Data to use
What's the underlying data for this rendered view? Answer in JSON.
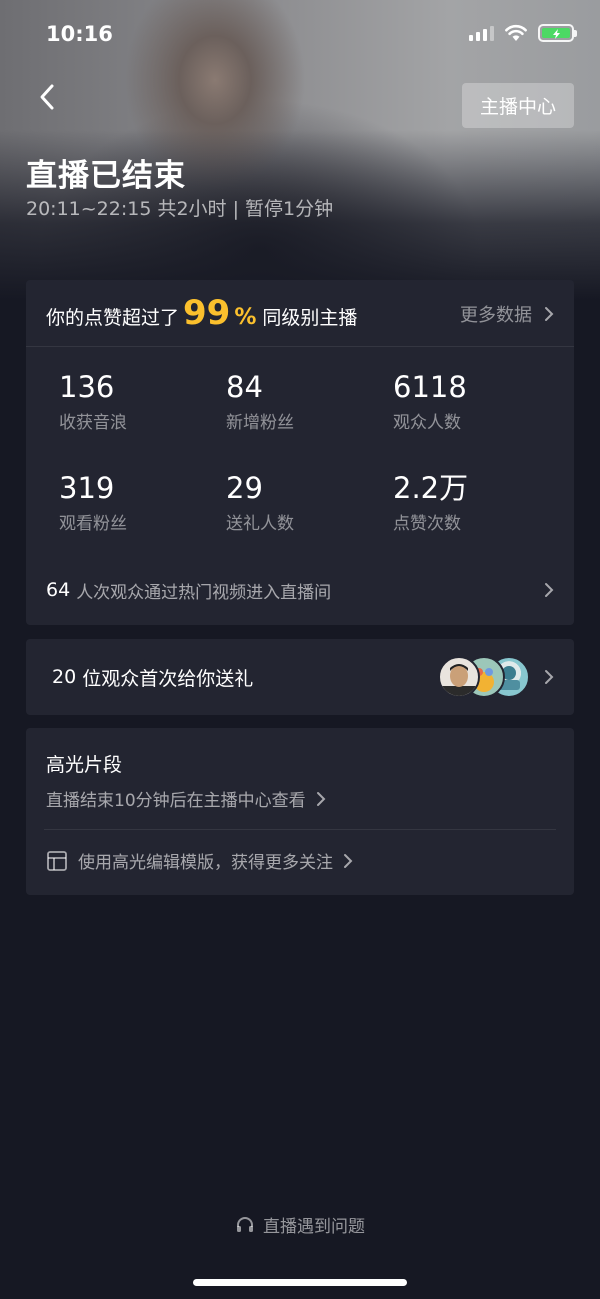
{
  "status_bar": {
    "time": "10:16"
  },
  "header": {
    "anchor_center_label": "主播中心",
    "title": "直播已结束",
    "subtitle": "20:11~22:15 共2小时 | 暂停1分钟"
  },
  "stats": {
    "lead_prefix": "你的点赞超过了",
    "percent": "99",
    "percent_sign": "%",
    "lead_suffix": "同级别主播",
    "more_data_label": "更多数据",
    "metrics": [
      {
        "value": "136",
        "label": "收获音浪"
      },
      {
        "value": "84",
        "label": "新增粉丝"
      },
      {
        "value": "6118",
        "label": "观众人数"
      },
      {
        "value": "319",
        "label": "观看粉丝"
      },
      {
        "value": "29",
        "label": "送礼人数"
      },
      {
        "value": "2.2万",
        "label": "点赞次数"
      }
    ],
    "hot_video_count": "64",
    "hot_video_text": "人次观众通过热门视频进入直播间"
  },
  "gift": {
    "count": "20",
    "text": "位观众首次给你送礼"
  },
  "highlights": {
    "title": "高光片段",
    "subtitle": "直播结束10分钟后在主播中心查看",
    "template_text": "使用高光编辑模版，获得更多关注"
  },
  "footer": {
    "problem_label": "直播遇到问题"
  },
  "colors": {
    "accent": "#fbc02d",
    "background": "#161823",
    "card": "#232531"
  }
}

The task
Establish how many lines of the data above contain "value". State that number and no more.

Response box
6